● **Material to process**
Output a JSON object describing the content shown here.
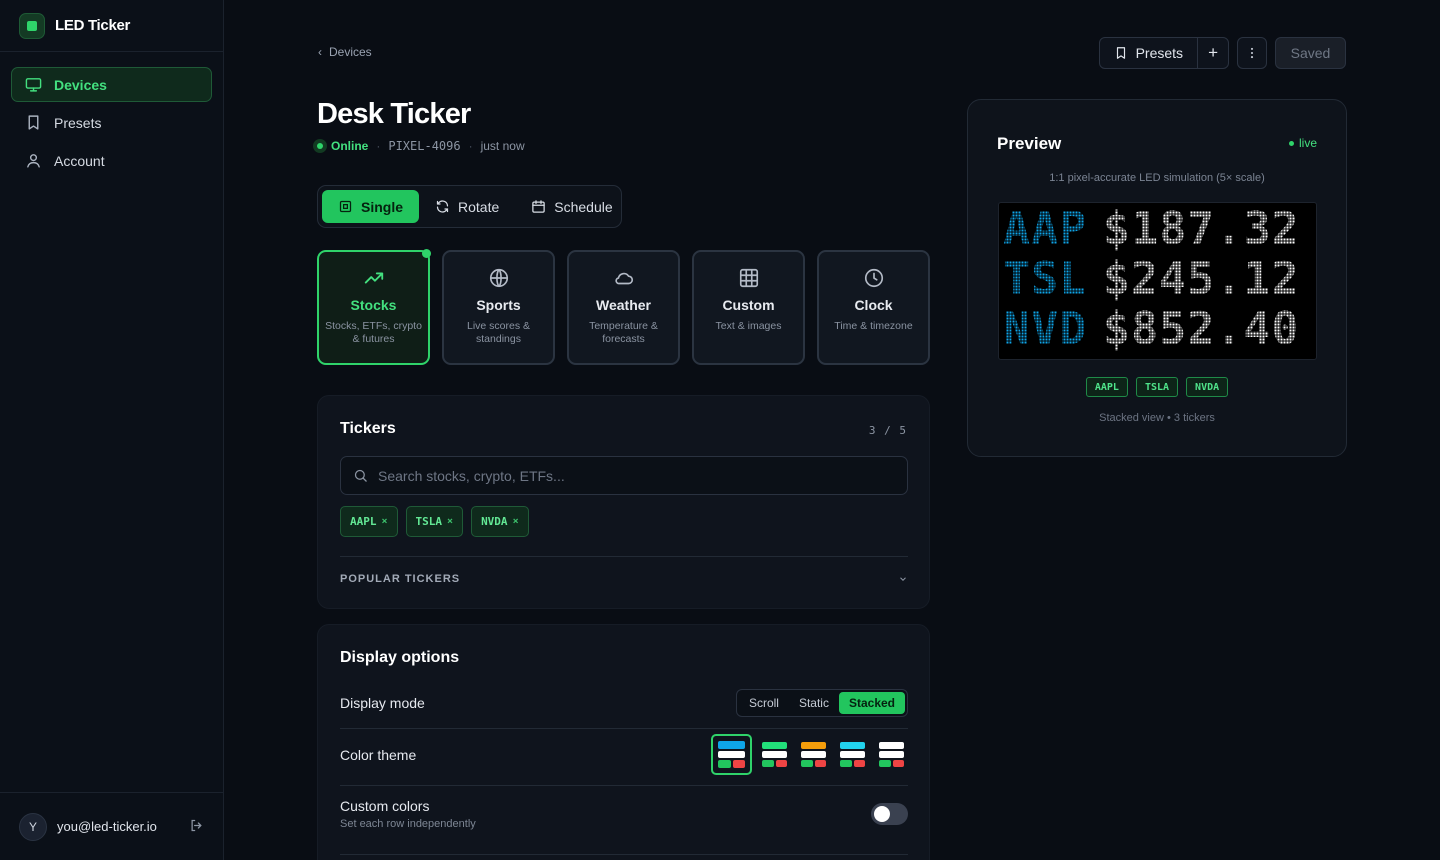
{
  "app": {
    "name": "LED Ticker"
  },
  "sidebar": {
    "items": [
      {
        "label": "Devices",
        "icon": "monitor-icon",
        "active": true
      },
      {
        "label": "Presets",
        "icon": "bookmark-icon",
        "active": false
      },
      {
        "label": "Account",
        "icon": "user-icon",
        "active": false
      }
    ],
    "user": {
      "initial": "Y",
      "email": "you@led-ticker.io"
    }
  },
  "breadcrumb": {
    "label": "Devices"
  },
  "toolbar": {
    "presets_label": "Presets",
    "add_label": "+",
    "saved_label": "Saved"
  },
  "device": {
    "title": "Desk Ticker",
    "status": "Online",
    "serial": "PIXEL-4096",
    "updated": "just now"
  },
  "modes": [
    {
      "label": "Single",
      "active": true
    },
    {
      "label": "Rotate",
      "active": false
    },
    {
      "label": "Schedule",
      "active": false
    }
  ],
  "sources": [
    {
      "title": "Stocks",
      "sub": "Stocks, ETFs, crypto & futures",
      "active": true
    },
    {
      "title": "Sports",
      "sub": "Live scores & standings",
      "active": false
    },
    {
      "title": "Weather",
      "sub": "Temperature & forecasts",
      "active": false
    },
    {
      "title": "Custom",
      "sub": "Text & images",
      "active": false
    },
    {
      "title": "Clock",
      "sub": "Time & timezone",
      "active": false
    }
  ],
  "tickers": {
    "title": "Tickers",
    "count": "3 / 5",
    "search_placeholder": "Search stocks, crypto, ETFs...",
    "chips": [
      "AAPL",
      "TSLA",
      "NVDA"
    ],
    "chip_remove": "×",
    "popular_label": "POPULAR TICKERS"
  },
  "display": {
    "title": "Display options",
    "mode_label": "Display mode",
    "modes": [
      {
        "label": "Scroll",
        "active": false
      },
      {
        "label": "Static",
        "active": false
      },
      {
        "label": "Stacked",
        "active": true
      }
    ],
    "theme_label": "Color theme",
    "themes": [
      {
        "top": "#0ea5e9",
        "mid": "#ffffff",
        "up": "#22c55e",
        "down": "#ef4444",
        "active": true
      },
      {
        "top": "#22e07a",
        "mid": "#ffffff",
        "up": "#22c55e",
        "down": "#ef4444",
        "active": false
      },
      {
        "top": "#f59e0b",
        "mid": "#ffffff",
        "up": "#22c55e",
        "down": "#ef4444",
        "active": false
      },
      {
        "top": "#22d3ee",
        "mid": "#ffffff",
        "up": "#22c55e",
        "down": "#ef4444",
        "active": false
      },
      {
        "top": "#ffffff",
        "mid": "#ffffff",
        "up": "#22c55e",
        "down": "#ef4444",
        "active": false
      }
    ],
    "custom_label": "Custom colors",
    "custom_sub": "Set each row independently",
    "custom_enabled": false
  },
  "preview": {
    "title": "Preview",
    "live": "live",
    "caption": "1:1 pixel-accurate LED simulation (5× scale)",
    "rows": [
      {
        "sym": "AAP",
        "price": "$187.32"
      },
      {
        "sym": "TSL",
        "price": "$245.12"
      },
      {
        "sym": "NVD",
        "price": "$852.40"
      }
    ],
    "tags": [
      "AAPL",
      "TSLA",
      "NVDA"
    ],
    "footer": "Stacked view • 3 tickers"
  },
  "colors": {
    "accent": "#22c55e",
    "led_symbol": "#0ea5e9",
    "led_price": "#ffffff"
  }
}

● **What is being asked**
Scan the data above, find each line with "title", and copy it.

● **Problem solution**
    "title": "Desk Ticker",
      "title": "Stocks",
      "title": "Sports",
      "title": "Weather",
      "title": "Custom",
      "title": "Clock",
    "title": "Tickers",
    "title": "Display options",
    "title": "Preview",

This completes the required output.